Last updated on 3/22/2016 4:01:34 PM.

Landscan Overview

LandScan USA (known as LandScan) population is a nationally consistent raster dataset that depicts estimated residential (nighttime) population. The data are developed by fusing satellite remote sensing data, traditional geospatial infrastructure datasets, and US Bureau of Census demographic data. Each roughly 90m x 90m pixel has a nighttime population assigned to it. The population values are binned into 7 distinct classes for display. Pixels with no population are transparent. Population estimates reported in values inventories are the sum of the values of all pixels within the inventoried area (model output, planning area, wildfire polygon, etc).


One of the significant limitations identified with census-based approaches to mapping human population occurs where non-developed land, including public lands, are included within a census block. This can result in large, sparsely settled areas showing relatively low population density across a large polygon- when in reality a small cluster of homes (small dense population) is surrounded by totally uninhabited lands.

To work around this limitation, LandScan uses “Intelligent” dasymetric modeling to refine the distribution of the population within each census block polygon (Bhaduri et al., 2007). Rather than evenly distributing the population throughout the census block,the LandScan algorithm divides each polygon into a 90-meter grid and distributes the total block population to the grid cells according to weights proportional to the calculated likelihood of being populated.

The likelihood of being populated is based on proximity to landmarks and geographic features such as roads and water bodies, as well as geologic features such as slope. Where available, structure location data was also incorporated into this methodology. These statistical models are further improved through analyst intervention to validate input data and parameters. The sum of the population of all cells within a census block is constrained to equal that of the census block in order to maintain the integrity of the census data.

While population is represented at the relatively high resolution of 90 meters/pixel, precision of the data does not support analysis at large scales, due to displacement between a given pixel and the structure/structures it represents. Thus, the data are appropriate for use at a strategic level, but not at a tactical level. To encourage use at the appropriate scale, these data are not displayed at scales zoomed in beyond 1:50,000.

Display in WFDSS

A nighttime population is assign to every ~90 meter pixel. The population value is used to bin the data into 7 distinct classes. Cells with a value of zero or “NO DATA” are displayed as transparent. The bin values are the same as those provided by Oak Ridge National Labs.

Figure 1: Landscan Legend

Landscan legend

Update Cycle

LandScan USA data are a part of the Homeland Security Infrastructure Program, HSIP Gold data product, provided under an agreement with the Homeland Infrastructure Foundation-Level Data Working Group (HIFLD). Data will be refreshed as updated HSIP products are released. Generally, this frequency has been annual in nature.

Data Security

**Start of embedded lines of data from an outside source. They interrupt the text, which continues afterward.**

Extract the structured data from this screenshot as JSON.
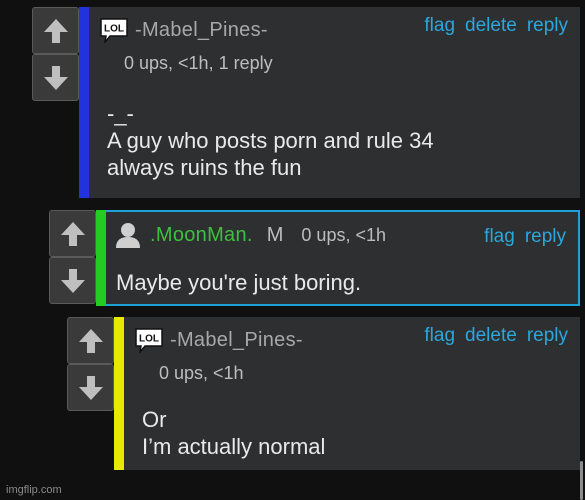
{
  "colors": {
    "background": "#101010",
    "panel": "#2e2f31",
    "link": "#2ba7dc",
    "bar_blue": "#2233dd",
    "bar_green": "#22cc22",
    "bar_yellow": "#e8e800",
    "moonman_name": "#3fbf3f"
  },
  "comments": [
    {
      "avatar_icon": "lol-icon",
      "avatar_text": "LOL",
      "username": "-Mabel_Pines-",
      "stats": "0 ups, <1h, 1 reply",
      "actions": [
        "flag",
        "delete",
        "reply"
      ],
      "text": "-_-\nA guy who posts porn and rule 34\nalways ruins the fun"
    },
    {
      "avatar_icon": "user-icon",
      "username": ".MoonMan.",
      "badge": "M",
      "stats": "0 ups, <1h",
      "actions": [
        "flag",
        "reply"
      ],
      "text": "Maybe you're just boring."
    },
    {
      "avatar_icon": "lol-icon",
      "avatar_text": "LOL",
      "username": "-Mabel_Pines-",
      "stats": "0 ups, <1h",
      "actions": [
        "flag",
        "delete",
        "reply"
      ],
      "text": "Or\nI’m actually normal"
    }
  ],
  "watermark": "imgflip.com"
}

HSIP Gold is a unified homeland infrastructure geospatial data inventory assembled by NGA in partnership with the Department of Homeland Security (DHS) for official use by the Homeland Security and Homeland Defense (HLS/HD) communities. It is a compilation of over 560 geospatial datasets characterizing domestic infrastructure and boundaries assembled from a variety of Federal agencies, commercial vendors, and State mission partners. Our most recent version of HSIP, in its entirety, is unclassified; it is subject to the handling and distribution rules for "Unclassified For Official Use Only" due to licensing and sharing restrictions set forth by the data source entities.

For this reason, the data are not available for download within the WFDSS application or through the WFDSS data download page.

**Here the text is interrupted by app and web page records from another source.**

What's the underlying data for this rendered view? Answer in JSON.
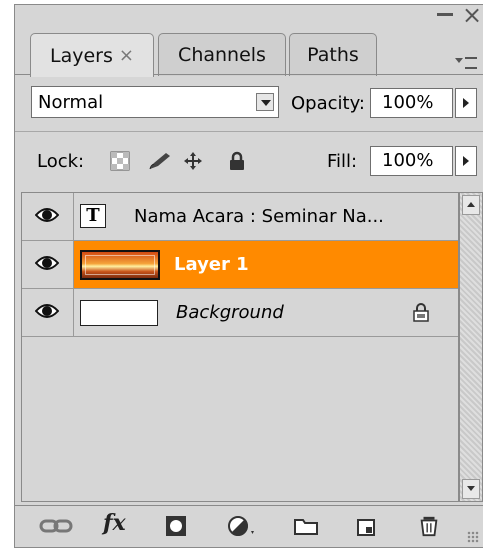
{
  "tabs": [
    {
      "label": "Layers",
      "close": "×",
      "active": true
    },
    {
      "label": "Channels",
      "active": false
    },
    {
      "label": "Paths",
      "active": false
    }
  ],
  "window": {
    "minimize_icon": "minimize-icon",
    "close_icon": "close-icon",
    "menu_icon": "panel-menu-icon"
  },
  "blend_mode": {
    "value": "Normal"
  },
  "opacity": {
    "label": "Opacity:",
    "value": "100%"
  },
  "lock": {
    "label": "Lock:",
    "icons": [
      "lock-transparent-icon",
      "lock-image-icon",
      "lock-position-icon",
      "lock-all-icon"
    ]
  },
  "fill": {
    "label": "Fill:",
    "value": "100%"
  },
  "layers": [
    {
      "name": "Nama Acara  : Seminar Na...",
      "thumb": "T",
      "type": "text",
      "visible": true,
      "selected": false
    },
    {
      "name": "Layer 1",
      "type": "image",
      "visible": true,
      "selected": true
    },
    {
      "name": "Background",
      "type": "background",
      "visible": true,
      "selected": false,
      "locked": true
    }
  ],
  "toolbar": [
    "link-layers-icon",
    "fx-icon",
    "add-mask-icon",
    "adjustment-layer-icon",
    "new-group-icon",
    "new-layer-icon",
    "delete-icon"
  ],
  "toolbar_fx": "fx",
  "colors": {
    "selected": "#ff8a00",
    "panel": "#d6d6d6"
  }
}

Relevant Websites and References

Homeland Infrastructure Foundation-Level Data Working Group located at

Data Information


HSIP Gold data product

Data Extent:

National: Continental US, Alaska, Puerto Rico, and Hawaii



Data Access:


Bhaduri, B., Bright, E., Coleman, P., & Urban, M. L. (2007). LandScan USA: A high-resolution geospatial and temporal modeling approach for population distribution and dynamics. GeoJournal, 69, 103–117

Haas, Jessica R.; Calkin, Dave E.; Thompson, Matthew P. (2013). A national approach for integrating wildfire simulation modeling into Wildland Urban Interface risk assessments within the United States. Landscape and Urban Planning, 119:44-53